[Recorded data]
- Opening Delimiter -

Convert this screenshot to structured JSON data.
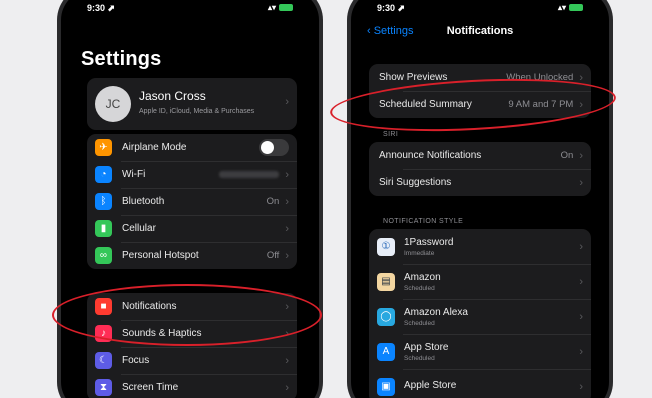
{
  "left_phone": {
    "status": {
      "time": "9:30 ⬈",
      "icons": "▴▾"
    },
    "title": "Settings",
    "profile": {
      "initials": "JC",
      "name": "Jason Cross",
      "subtitle": "Apple ID, iCloud, Media & Purchases"
    },
    "connectivity": [
      {
        "label": "Airplane Mode",
        "icon": "airplane-icon",
        "color": "#ff9500",
        "glyph": "✈",
        "kind": "toggle"
      },
      {
        "label": "Wi-Fi",
        "icon": "wifi-icon",
        "color": "#0a84ff",
        "glyph": "◔",
        "kind": "blurred"
      },
      {
        "label": "Bluetooth",
        "icon": "bluetooth-icon",
        "color": "#0a84ff",
        "glyph": "ᛒ",
        "value": "On"
      },
      {
        "label": "Cellular",
        "icon": "cellular-icon",
        "color": "#34c759",
        "glyph": "▮",
        "value": ""
      },
      {
        "label": "Personal Hotspot",
        "icon": "hotspot-icon",
        "color": "#34c759",
        "glyph": "∞",
        "value": "Off"
      }
    ],
    "notifications_group": [
      {
        "label": "Notifications",
        "icon": "notifications-icon",
        "color": "#ff3b30",
        "glyph": "■"
      },
      {
        "label": "Sounds & Haptics",
        "icon": "sounds-icon",
        "color": "#ff2d55",
        "glyph": "♪"
      },
      {
        "label": "Focus",
        "icon": "focus-moon-icon",
        "color": "#5e5ce6",
        "glyph": "☾"
      },
      {
        "label": "Screen Time",
        "icon": "screen-time-icon",
        "color": "#5e5ce6",
        "glyph": "⧗"
      }
    ]
  },
  "right_phone": {
    "status": {
      "time": "9:30 ⬈",
      "icons": "▴▾"
    },
    "nav": {
      "back": "‹ Settings",
      "title": "Notifications"
    },
    "summary_rows": [
      {
        "label": "Show Previews",
        "value": "When Unlocked"
      },
      {
        "label": "Scheduled Summary",
        "value": "9 AM and 7 PM"
      }
    ],
    "siri_header": "SIRI",
    "siri_rows": [
      {
        "label": "Announce Notifications",
        "value": "On"
      },
      {
        "label": "Siri Suggestions",
        "value": ""
      }
    ],
    "style_header": "NOTIFICATION STYLE",
    "apps": [
      {
        "name": "1Password",
        "detail": "Immediate",
        "icon": "onepassword-icon",
        "color": "#e8eef8",
        "glyph": "①",
        "glyph_color": "#1a5fb4"
      },
      {
        "name": "Amazon",
        "detail": "Scheduled",
        "icon": "amazon-icon",
        "color": "#f3d6a1",
        "glyph": "▤",
        "glyph_color": "#232f3e"
      },
      {
        "name": "Amazon Alexa",
        "detail": "Scheduled",
        "icon": "alexa-icon",
        "color": "#28a8e0",
        "glyph": "◯",
        "glyph_color": "#ffffff"
      },
      {
        "name": "App Store",
        "detail": "Scheduled",
        "icon": "app-store-icon",
        "color": "#0a84ff",
        "glyph": "A",
        "glyph_color": "#ffffff"
      },
      {
        "name": "Apple Store",
        "detail": "",
        "icon": "apple-store-icon",
        "color": "#0a84ff",
        "glyph": "▣",
        "glyph_color": "#ffffff"
      }
    ]
  },
  "annotation_color": "#d9202a"
}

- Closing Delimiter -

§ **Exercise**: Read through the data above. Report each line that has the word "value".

§ **Your response**:
        "value": "On"
        "value": ""
        "value": "Off"
        "value": "When Unlocked"
        "value": "9 AM and 7 PM"
        "value": "On"
        "value": ""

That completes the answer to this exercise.